Dataset rows for apps and sites
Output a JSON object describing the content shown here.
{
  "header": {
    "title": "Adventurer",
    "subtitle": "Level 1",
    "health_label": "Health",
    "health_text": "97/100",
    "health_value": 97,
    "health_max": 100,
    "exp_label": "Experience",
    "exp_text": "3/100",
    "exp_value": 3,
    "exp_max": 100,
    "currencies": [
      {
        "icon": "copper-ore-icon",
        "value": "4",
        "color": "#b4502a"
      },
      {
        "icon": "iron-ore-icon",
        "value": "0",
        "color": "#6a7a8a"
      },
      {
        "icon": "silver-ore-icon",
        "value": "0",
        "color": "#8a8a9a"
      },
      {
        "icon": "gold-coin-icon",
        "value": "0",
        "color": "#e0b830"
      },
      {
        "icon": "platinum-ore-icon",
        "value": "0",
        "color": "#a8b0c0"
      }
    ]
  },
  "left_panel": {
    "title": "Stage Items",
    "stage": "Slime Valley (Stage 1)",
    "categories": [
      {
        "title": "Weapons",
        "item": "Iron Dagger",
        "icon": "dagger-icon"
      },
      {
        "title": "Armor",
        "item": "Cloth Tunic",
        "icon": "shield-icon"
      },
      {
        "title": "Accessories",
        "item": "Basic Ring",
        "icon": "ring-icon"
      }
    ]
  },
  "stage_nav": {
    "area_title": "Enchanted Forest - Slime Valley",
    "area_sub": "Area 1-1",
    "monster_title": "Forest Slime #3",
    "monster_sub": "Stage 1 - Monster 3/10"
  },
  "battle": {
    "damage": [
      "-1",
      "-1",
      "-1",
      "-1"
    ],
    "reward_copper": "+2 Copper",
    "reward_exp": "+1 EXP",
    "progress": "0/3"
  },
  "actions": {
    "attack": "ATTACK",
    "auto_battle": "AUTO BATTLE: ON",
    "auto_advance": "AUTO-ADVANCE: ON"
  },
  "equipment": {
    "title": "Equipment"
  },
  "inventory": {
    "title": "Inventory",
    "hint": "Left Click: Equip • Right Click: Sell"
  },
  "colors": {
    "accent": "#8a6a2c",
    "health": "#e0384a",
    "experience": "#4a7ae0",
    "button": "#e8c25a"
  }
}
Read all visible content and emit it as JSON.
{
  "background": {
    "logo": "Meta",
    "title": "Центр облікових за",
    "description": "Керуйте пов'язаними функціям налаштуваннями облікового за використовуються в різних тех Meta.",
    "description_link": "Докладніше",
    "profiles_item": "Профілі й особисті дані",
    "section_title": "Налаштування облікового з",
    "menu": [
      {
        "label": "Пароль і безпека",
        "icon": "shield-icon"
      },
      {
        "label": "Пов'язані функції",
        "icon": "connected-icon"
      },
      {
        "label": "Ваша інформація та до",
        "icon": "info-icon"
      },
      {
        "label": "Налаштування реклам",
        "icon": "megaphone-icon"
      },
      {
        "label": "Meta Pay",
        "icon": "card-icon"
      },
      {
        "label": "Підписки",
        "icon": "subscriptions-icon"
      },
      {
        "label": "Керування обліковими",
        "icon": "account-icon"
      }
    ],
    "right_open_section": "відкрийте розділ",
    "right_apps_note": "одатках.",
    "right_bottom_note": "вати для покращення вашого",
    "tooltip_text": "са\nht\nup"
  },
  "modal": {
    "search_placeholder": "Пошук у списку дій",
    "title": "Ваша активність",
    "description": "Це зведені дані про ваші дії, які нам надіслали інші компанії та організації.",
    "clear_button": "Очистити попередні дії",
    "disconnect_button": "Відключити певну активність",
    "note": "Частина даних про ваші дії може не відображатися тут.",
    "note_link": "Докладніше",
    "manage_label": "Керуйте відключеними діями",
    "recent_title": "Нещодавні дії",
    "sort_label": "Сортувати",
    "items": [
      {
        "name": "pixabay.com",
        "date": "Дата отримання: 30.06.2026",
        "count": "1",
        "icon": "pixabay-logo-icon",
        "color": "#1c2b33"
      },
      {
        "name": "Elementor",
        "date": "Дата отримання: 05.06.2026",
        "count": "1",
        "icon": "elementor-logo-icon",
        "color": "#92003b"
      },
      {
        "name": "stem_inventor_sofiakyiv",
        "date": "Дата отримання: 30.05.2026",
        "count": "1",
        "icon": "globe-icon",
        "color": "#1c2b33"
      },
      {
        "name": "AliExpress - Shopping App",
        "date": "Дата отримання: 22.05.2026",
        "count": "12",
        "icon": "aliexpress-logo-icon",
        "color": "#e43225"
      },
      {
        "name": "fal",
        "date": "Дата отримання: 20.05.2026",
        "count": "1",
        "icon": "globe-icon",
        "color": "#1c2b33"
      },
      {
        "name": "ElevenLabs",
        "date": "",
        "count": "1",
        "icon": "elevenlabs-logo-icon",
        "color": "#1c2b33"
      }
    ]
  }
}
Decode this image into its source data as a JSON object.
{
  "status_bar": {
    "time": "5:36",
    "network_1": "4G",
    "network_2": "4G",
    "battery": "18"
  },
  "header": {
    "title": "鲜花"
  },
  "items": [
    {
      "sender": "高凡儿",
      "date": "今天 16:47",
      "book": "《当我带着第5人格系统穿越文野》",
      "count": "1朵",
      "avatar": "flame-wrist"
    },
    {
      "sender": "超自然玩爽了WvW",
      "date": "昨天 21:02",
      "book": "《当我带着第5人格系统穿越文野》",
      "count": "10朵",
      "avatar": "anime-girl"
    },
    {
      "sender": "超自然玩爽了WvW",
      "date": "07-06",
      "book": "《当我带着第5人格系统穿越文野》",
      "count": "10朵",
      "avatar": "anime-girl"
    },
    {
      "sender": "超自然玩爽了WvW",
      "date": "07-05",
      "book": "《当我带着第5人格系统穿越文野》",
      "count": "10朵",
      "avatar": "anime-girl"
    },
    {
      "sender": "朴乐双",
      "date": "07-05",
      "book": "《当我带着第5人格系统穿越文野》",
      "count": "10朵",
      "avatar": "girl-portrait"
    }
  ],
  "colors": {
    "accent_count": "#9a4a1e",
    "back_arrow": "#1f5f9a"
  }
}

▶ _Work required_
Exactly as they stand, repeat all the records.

▶ _Response_
Output a JSON object describing the content shown here.
{
  "header": {
    "title": "Adventurer",
    "subtitle": "Level 1",
    "health_label": "Health",
    "health_text": "97/100",
    "health_value": 97,
    "health_max": 100,
    "exp_label": "Experience",
    "exp_text": "3/100",
    "exp_value": 3,
    "exp_max": 100,
    "currencies": [
      {
        "icon": "copper-ore-icon",
        "value": "4",
        "color": "#b4502a"
      },
      {
        "icon": "iron-ore-icon",
        "value": "0",
        "color": "#6a7a8a"
      },
      {
        "icon": "silver-ore-icon",
        "value": "0",
        "color": "#8a8a9a"
      },
      {
        "icon": "gold-coin-icon",
        "value": "0",
        "color": "#e0b830"
      },
      {
        "icon": "platinum-ore-icon",
        "value": "0",
        "color": "#a8b0c0"
      }
    ]
  },
  "left_panel": {
    "title": "Stage Items",
    "stage": "Slime Valley (Stage 1)",
    "categories": [
      {
        "title": "Weapons",
        "item": "Iron Dagger",
        "icon": "dagger-icon"
      },
      {
        "title": "Armor",
        "item": "Cloth Tunic",
        "icon": "shield-icon"
      },
      {
        "title": "Accessories",
        "item": "Basic Ring",
        "icon": "ring-icon"
      }
    ]
  },
  "stage_nav": {
    "area_title": "Enchanted Forest - Slime Valley",
    "area_sub": "Area 1-1",
    "monster_title": "Forest Slime #3",
    "monster_sub": "Stage 1 - Monster 3/10"
  },
  "battle": {
    "damage": [
      "-1",
      "-1",
      "-1",
      "-1"
    ],
    "reward_copper": "+2 Copper",
    "reward_exp": "+1 EXP",
    "progress": "0/3"
  },
  "actions": {
    "attack": "ATTACK",
    "auto_battle": "AUTO BATTLE: ON",
    "auto_advance": "AUTO-ADVANCE: ON"
  },
  "equipment": {
    "title": "Equipment"
  },
  "inventory": {
    "title": "Inventory",
    "hint": "Left Click: Equip • Right Click: Sell"
  },
  "colors": {
    "accent": "#8a6a2c",
    "health": "#e0384a",
    "experience": "#4a7ae0",
    "button": "#e8c25a"
  }
}
Read all visible content and emit it as JSON.
{
  "background": {
    "logo": "Meta",
    "title": "Центр облікових за",
    "description": "Керуйте пов'язаними функціям налаштуваннями облікового за використовуються в різних тех Meta.",
    "description_link": "Докладніше",
    "profiles_item": "Профілі й особисті дані",
    "section_title": "Налаштування облікового з",
    "menu": [
      {
        "label": "Пароль і безпека",
        "icon": "shield-icon"
      },
      {
        "label": "Пов'язані функції",
        "icon": "connected-icon"
      },
      {
        "label": "Ваша інформація та до",
        "icon": "info-icon"
      },
      {
        "label": "Налаштування реклам",
        "icon": "megaphone-icon"
      },
      {
        "label": "Meta Pay",
        "icon": "card-icon"
      },
      {
        "label": "Підписки",
        "icon": "subscriptions-icon"
      },
      {
        "label": "Керування обліковими",
        "icon": "account-icon"
      }
    ],
    "right_open_section": "відкрийте розділ",
    "right_apps_note": "одатках.",
    "right_bottom_note": "вати для покращення вашого",
    "tooltip_text": "са\nht\nup"
  },
  "modal": {
    "search_placeholder": "Пошук у списку дій",
    "title": "Ваша активність",
    "description": "Це зведені дані про ваші дії, які нам надіслали інші компанії та організації.",
    "clear_button": "Очистити попередні дії",
    "disconnect_button": "Відключити певну активність",
    "note": "Частина даних про ваші дії може не відображатися тут.",
    "note_link": "Докладніше",
    "manage_label": "Керуйте відключеними діями",
    "recent_title": "Нещодавні дії",
    "sort_label": "Сортувати",
    "items": [
      {
        "name": "pixabay.com",
        "date": "Дата отримання: 30.06.2026",
        "count": "1",
        "icon": "pixabay-logo-icon",
        "color": "#1c2b33"
      },
      {
        "name": "Elementor",
        "date": "Дата отримання: 05.06.2026",
        "count": "1",
        "icon": "elementor-logo-icon",
        "color": "#92003b"
      },
      {
        "name": "stem_inventor_sofiakyiv",
        "date": "Дата отримання: 30.05.2026",
        "count": "1",
        "icon": "globe-icon",
        "color": "#1c2b33"
      },
      {
        "name": "AliExpress - Shopping App",
        "date": "Дата отримання: 22.05.2026",
        "count": "12",
        "icon": "aliexpress-logo-icon",
        "color": "#e43225"
      },
      {
        "name": "fal",
        "date": "Дата отримання: 20.05.2026",
        "count": "1",
        "icon": "globe-icon",
        "color": "#1c2b33"
      },
      {
        "name": "ElevenLabs",
        "date": "",
        "count": "1",
        "icon": "elevenlabs-logo-icon",
        "color": "#1c2b33"
      }
    ]
  }
}
Decode this image into its source data as a JSON object.
{
  "status_bar": {
    "time": "5:36",
    "network_1": "4G",
    "network_2": "4G",
    "battery": "18"
  },
  "header": {
    "title": "鲜花"
  },
  "items": [
    {
      "sender": "高凡儿",
      "date": "今天 16:47",
      "book": "《当我带着第5人格系统穿越文野》",
      "count": "1朵",
      "avatar": "flame-wrist"
    },
    {
      "sender": "超自然玩爽了WvW",
      "date": "昨天 21:02",
      "book": "《当我带着第5人格系统穿越文野》",
      "count": "10朵",
      "avatar": "anime-girl"
    },
    {
      "sender": "超自然玩爽了WvW",
      "date": "07-06",
      "book": "《当我带着第5人格系统穿越文野》",
      "count": "10朵",
      "avatar": "anime-girl"
    },
    {
      "sender": "超自然玩爽了WvW",
      "date": "07-05",
      "book": "《当我带着第5人格系统穿越文野》",
      "count": "10朵",
      "avatar": "anime-girl"
    },
    {
      "sender": "朴乐双",
      "date": "07-05",
      "book": "《当我带着第5人格系统穿越文野》",
      "count": "10朵",
      "avatar": "girl-portrait"
    }
  ],
  "colors": {
    "accent_count": "#9a4a1e",
    "back_arrow": "#1f5f9a"
  }
}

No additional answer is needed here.